| Data records |

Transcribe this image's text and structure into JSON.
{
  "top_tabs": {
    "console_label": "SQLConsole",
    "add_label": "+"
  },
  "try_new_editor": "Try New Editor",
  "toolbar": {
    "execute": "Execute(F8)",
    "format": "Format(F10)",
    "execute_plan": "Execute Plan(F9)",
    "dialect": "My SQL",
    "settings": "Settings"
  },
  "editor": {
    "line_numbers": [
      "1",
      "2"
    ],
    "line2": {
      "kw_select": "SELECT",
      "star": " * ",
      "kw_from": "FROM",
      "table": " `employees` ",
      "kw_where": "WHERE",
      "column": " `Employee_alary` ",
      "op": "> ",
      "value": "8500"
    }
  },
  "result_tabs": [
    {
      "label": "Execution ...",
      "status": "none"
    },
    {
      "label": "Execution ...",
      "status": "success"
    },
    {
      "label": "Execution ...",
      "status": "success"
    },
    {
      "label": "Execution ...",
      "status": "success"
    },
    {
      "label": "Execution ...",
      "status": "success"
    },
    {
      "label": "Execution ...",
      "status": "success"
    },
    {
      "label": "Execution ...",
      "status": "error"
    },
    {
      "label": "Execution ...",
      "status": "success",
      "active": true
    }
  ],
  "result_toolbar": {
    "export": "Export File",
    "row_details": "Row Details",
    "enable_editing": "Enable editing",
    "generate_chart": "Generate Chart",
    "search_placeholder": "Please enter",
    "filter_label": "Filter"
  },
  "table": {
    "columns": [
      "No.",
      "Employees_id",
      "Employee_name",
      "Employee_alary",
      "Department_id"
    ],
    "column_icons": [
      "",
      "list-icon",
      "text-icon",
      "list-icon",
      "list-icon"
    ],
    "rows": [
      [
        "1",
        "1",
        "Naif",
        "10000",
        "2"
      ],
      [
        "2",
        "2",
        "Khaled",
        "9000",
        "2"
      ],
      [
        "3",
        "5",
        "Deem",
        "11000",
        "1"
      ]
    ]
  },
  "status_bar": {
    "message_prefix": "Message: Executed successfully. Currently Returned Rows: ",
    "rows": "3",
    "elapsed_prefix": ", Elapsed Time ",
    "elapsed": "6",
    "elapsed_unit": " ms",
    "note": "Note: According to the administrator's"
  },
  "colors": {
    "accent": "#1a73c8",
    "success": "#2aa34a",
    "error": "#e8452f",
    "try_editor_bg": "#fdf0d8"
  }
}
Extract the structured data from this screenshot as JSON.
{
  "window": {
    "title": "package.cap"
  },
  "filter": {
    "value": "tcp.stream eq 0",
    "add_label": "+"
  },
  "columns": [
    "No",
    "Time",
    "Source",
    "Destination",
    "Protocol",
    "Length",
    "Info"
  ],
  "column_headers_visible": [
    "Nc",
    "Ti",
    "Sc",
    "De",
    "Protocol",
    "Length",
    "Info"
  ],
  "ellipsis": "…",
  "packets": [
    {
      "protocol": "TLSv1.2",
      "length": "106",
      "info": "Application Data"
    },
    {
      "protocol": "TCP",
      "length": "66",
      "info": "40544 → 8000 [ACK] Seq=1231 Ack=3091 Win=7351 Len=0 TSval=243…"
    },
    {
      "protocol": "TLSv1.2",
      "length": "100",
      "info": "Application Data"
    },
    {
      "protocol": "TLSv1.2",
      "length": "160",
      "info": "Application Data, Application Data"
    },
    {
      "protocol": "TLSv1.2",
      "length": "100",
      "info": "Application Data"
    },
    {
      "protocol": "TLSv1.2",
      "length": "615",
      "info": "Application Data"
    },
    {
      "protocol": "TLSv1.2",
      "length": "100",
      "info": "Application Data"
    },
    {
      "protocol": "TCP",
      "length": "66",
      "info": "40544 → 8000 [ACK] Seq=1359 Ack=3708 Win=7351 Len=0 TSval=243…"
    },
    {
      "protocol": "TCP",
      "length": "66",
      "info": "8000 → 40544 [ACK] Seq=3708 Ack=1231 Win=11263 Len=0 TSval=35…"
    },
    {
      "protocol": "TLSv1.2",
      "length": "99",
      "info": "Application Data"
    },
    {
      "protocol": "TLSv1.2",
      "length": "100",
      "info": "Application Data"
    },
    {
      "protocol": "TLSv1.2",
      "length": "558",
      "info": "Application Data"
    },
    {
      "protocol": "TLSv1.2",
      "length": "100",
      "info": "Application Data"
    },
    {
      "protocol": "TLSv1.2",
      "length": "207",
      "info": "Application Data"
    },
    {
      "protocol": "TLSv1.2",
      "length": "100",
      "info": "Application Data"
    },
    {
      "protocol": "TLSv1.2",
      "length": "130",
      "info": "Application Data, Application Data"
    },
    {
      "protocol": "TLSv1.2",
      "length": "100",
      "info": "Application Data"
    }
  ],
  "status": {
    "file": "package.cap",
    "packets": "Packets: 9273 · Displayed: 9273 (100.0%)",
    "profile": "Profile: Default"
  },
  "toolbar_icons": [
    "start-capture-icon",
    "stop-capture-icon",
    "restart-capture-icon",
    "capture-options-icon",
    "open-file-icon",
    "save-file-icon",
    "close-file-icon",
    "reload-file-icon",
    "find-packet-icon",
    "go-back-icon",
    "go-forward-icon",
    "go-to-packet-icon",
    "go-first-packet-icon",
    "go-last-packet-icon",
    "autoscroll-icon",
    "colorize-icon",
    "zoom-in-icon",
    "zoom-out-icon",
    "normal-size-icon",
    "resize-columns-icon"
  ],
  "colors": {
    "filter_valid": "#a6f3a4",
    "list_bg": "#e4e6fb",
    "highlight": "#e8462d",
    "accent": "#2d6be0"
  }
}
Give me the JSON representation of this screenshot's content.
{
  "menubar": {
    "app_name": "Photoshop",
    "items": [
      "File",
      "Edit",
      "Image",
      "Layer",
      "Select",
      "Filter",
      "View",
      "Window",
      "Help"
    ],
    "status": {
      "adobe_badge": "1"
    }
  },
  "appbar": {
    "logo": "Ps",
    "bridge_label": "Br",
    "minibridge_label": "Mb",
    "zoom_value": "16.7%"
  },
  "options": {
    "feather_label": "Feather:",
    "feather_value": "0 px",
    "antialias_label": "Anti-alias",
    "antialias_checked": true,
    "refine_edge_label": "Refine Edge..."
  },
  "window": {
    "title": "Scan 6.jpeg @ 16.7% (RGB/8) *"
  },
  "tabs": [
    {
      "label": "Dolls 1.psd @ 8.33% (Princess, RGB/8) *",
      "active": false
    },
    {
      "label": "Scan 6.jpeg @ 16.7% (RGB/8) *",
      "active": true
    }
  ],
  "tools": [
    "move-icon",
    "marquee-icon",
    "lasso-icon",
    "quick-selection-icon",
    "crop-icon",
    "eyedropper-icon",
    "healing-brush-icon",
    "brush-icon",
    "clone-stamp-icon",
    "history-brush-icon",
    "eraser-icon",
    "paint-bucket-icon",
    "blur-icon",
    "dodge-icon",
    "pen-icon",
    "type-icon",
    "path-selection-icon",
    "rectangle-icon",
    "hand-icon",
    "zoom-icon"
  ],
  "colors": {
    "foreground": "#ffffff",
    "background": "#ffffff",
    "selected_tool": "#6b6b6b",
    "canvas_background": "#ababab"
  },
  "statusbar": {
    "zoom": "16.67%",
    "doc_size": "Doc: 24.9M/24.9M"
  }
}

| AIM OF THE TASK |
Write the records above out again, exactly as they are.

| SOLVED PROBLEM |
Transcribe this image's text and structure into JSON.
{
  "top_tabs": {
    "console_label": "SQLConsole",
    "add_label": "+"
  },
  "try_new_editor": "Try New Editor",
  "toolbar": {
    "execute": "Execute(F8)",
    "format": "Format(F10)",
    "execute_plan": "Execute Plan(F9)",
    "dialect": "My SQL",
    "settings": "Settings"
  },
  "editor": {
    "line_numbers": [
      "1",
      "2"
    ],
    "line2": {
      "kw_select": "SELECT",
      "star": " * ",
      "kw_from": "FROM",
      "table": " `employees` ",
      "kw_where": "WHERE",
      "column": " `Employee_alary` ",
      "op": "> ",
      "value": "8500"
    }
  },
  "result_tabs": [
    {
      "label": "Execution ...",
      "status": "none"
    },
    {
      "label": "Execution ...",
      "status": "success"
    },
    {
      "label": "Execution ...",
      "status": "success"
    },
    {
      "label": "Execution ...",
      "status": "success"
    },
    {
      "label": "Execution ...",
      "status": "success"
    },
    {
      "label": "Execution ...",
      "status": "success"
    },
    {
      "label": "Execution ...",
      "status": "error"
    },
    {
      "label": "Execution ...",
      "status": "success",
      "active": true
    }
  ],
  "result_toolbar": {
    "export": "Export File",
    "row_details": "Row Details",
    "enable_editing": "Enable editing",
    "generate_chart": "Generate Chart",
    "search_placeholder": "Please enter",
    "filter_label": "Filter"
  },
  "table": {
    "columns": [
      "No.",
      "Employees_id",
      "Employee_name",
      "Employee_alary",
      "Department_id"
    ],
    "column_icons": [
      "",
      "list-icon",
      "text-icon",
      "list-icon",
      "list-icon"
    ],
    "rows": [
      [
        "1",
        "1",
        "Naif",
        "10000",
        "2"
      ],
      [
        "2",
        "2",
        "Khaled",
        "9000",
        "2"
      ],
      [
        "3",
        "5",
        "Deem",
        "11000",
        "1"
      ]
    ]
  },
  "status_bar": {
    "message_prefix": "Message: Executed successfully. Currently Returned Rows: ",
    "rows": "3",
    "elapsed_prefix": ", Elapsed Time ",
    "elapsed": "6",
    "elapsed_unit": " ms",
    "note": "Note: According to the administrator's"
  },
  "colors": {
    "accent": "#1a73c8",
    "success": "#2aa34a",
    "error": "#e8452f",
    "try_editor_bg": "#fdf0d8"
  }
}
Extract the structured data from this screenshot as JSON.
{
  "window": {
    "title": "package.cap"
  },
  "filter": {
    "value": "tcp.stream eq 0",
    "add_label": "+"
  },
  "columns": [
    "No",
    "Time",
    "Source",
    "Destination",
    "Protocol",
    "Length",
    "Info"
  ],
  "column_headers_visible": [
    "Nc",
    "Ti",
    "Sc",
    "De",
    "Protocol",
    "Length",
    "Info"
  ],
  "ellipsis": "…",
  "packets": [
    {
      "protocol": "TLSv1.2",
      "length": "106",
      "info": "Application Data"
    },
    {
      "protocol": "TCP",
      "length": "66",
      "info": "40544 → 8000 [ACK] Seq=1231 Ack=3091 Win=7351 Len=0 TSval=243…"
    },
    {
      "protocol": "TLSv1.2",
      "length": "100",
      "info": "Application Data"
    },
    {
      "protocol": "TLSv1.2",
      "length": "160",
      "info": "Application Data, Application Data"
    },
    {
      "protocol": "TLSv1.2",
      "length": "100",
      "info": "Application Data"
    },
    {
      "protocol": "TLSv1.2",
      "length": "615",
      "info": "Application Data"
    },
    {
      "protocol": "TLSv1.2",
      "length": "100",
      "info": "Application Data"
    },
    {
      "protocol": "TCP",
      "length": "66",
      "info": "40544 → 8000 [ACK] Seq=1359 Ack=3708 Win=7351 Len=0 TSval=243…"
    },
    {
      "protocol": "TCP",
      "length": "66",
      "info": "8000 → 40544 [ACK] Seq=3708 Ack=1231 Win=11263 Len=0 TSval=35…"
    },
    {
      "protocol": "TLSv1.2",
      "length": "99",
      "info": "Application Data"
    },
    {
      "protocol": "TLSv1.2",
      "length": "100",
      "info": "Application Data"
    },
    {
      "protocol": "TLSv1.2",
      "length": "558",
      "info": "Application Data"
    },
    {
      "protocol": "TLSv1.2",
      "length": "100",
      "info": "Application Data"
    },
    {
      "protocol": "TLSv1.2",
      "length": "207",
      "info": "Application Data"
    },
    {
      "protocol": "TLSv1.2",
      "length": "100",
      "info": "Application Data"
    },
    {
      "protocol": "TLSv1.2",
      "length": "130",
      "info": "Application Data, Application Data"
    },
    {
      "protocol": "TLSv1.2",
      "length": "100",
      "info": "Application Data"
    }
  ],
  "status": {
    "file": "package.cap",
    "packets": "Packets: 9273 · Displayed: 9273 (100.0%)",
    "profile": "Profile: Default"
  },
  "toolbar_icons": [
    "start-capture-icon",
    "stop-capture-icon",
    "restart-capture-icon",
    "capture-options-icon",
    "open-file-icon",
    "save-file-icon",
    "close-file-icon",
    "reload-file-icon",
    "find-packet-icon",
    "go-back-icon",
    "go-forward-icon",
    "go-to-packet-icon",
    "go-first-packet-icon",
    "go-last-packet-icon",
    "autoscroll-icon",
    "colorize-icon",
    "zoom-in-icon",
    "zoom-out-icon",
    "normal-size-icon",
    "resize-columns-icon"
  ],
  "colors": {
    "filter_valid": "#a6f3a4",
    "list_bg": "#e4e6fb",
    "highlight": "#e8462d",
    "accent": "#2d6be0"
  }
}
Give me the JSON representation of this screenshot's content.
{
  "menubar": {
    "app_name": "Photoshop",
    "items": [
      "File",
      "Edit",
      "Image",
      "Layer",
      "Select",
      "Filter",
      "View",
      "Window",
      "Help"
    ],
    "status": {
      "adobe_badge": "1"
    }
  },
  "appbar": {
    "logo": "Ps",
    "bridge_label": "Br",
    "minibridge_label": "Mb",
    "zoom_value": "16.7%"
  },
  "options": {
    "feather_label": "Feather:",
    "feather_value": "0 px",
    "antialias_label": "Anti-alias",
    "antialias_checked": true,
    "refine_edge_label": "Refine Edge..."
  },
  "window": {
    "title": "Scan 6.jpeg @ 16.7% (RGB/8) *"
  },
  "tabs": [
    {
      "label": "Dolls 1.psd @ 8.33% (Princess, RGB/8) *",
      "active": false
    },
    {
      "label": "Scan 6.jpeg @ 16.7% (RGB/8) *",
      "active": true
    }
  ],
  "tools": [
    "move-icon",
    "marquee-icon",
    "lasso-icon",
    "quick-selection-icon",
    "crop-icon",
    "eyedropper-icon",
    "healing-brush-icon",
    "brush-icon",
    "clone-stamp-icon",
    "history-brush-icon",
    "eraser-icon",
    "paint-bucket-icon",
    "blur-icon",
    "dodge-icon",
    "pen-icon",
    "type-icon",
    "path-selection-icon",
    "rectangle-icon",
    "hand-icon",
    "zoom-icon"
  ],
  "colors": {
    "foreground": "#ffffff",
    "background": "#ffffff",
    "selected_tool": "#6b6b6b",
    "canvas_background": "#ababab"
  },
  "statusbar": {
    "zoom": "16.67%",
    "doc_size": "Doc: 24.9M/24.9M"
  }
}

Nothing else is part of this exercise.